Component data from apps and pages:

*** Begin section ***

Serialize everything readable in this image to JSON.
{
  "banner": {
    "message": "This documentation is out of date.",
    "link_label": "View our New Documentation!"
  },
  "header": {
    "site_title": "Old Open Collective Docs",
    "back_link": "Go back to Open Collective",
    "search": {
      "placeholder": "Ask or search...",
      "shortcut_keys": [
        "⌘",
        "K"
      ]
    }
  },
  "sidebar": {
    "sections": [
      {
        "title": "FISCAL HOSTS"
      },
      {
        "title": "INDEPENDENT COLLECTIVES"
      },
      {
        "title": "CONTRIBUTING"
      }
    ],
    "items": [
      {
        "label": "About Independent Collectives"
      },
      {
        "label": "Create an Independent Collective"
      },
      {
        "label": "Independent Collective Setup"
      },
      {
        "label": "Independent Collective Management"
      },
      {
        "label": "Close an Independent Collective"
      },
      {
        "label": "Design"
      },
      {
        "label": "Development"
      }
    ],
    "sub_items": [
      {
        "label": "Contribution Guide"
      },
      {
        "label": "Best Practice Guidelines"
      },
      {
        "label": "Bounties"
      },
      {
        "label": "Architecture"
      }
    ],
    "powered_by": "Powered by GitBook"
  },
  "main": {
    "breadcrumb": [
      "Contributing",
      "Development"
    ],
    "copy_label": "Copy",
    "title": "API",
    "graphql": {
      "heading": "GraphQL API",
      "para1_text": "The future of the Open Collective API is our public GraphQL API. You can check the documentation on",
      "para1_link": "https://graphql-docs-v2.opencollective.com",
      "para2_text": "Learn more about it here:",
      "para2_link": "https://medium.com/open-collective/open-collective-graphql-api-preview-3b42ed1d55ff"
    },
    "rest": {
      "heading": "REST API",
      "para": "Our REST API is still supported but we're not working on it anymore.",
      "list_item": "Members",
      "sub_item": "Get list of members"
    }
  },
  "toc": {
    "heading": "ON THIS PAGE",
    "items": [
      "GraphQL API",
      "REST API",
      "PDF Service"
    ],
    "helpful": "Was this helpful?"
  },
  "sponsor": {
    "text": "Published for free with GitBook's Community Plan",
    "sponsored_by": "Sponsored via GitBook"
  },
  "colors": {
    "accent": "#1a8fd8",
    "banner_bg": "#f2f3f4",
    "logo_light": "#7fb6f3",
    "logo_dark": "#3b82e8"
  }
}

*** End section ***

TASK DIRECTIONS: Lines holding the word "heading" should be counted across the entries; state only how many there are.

EXERCISE RESULT: 3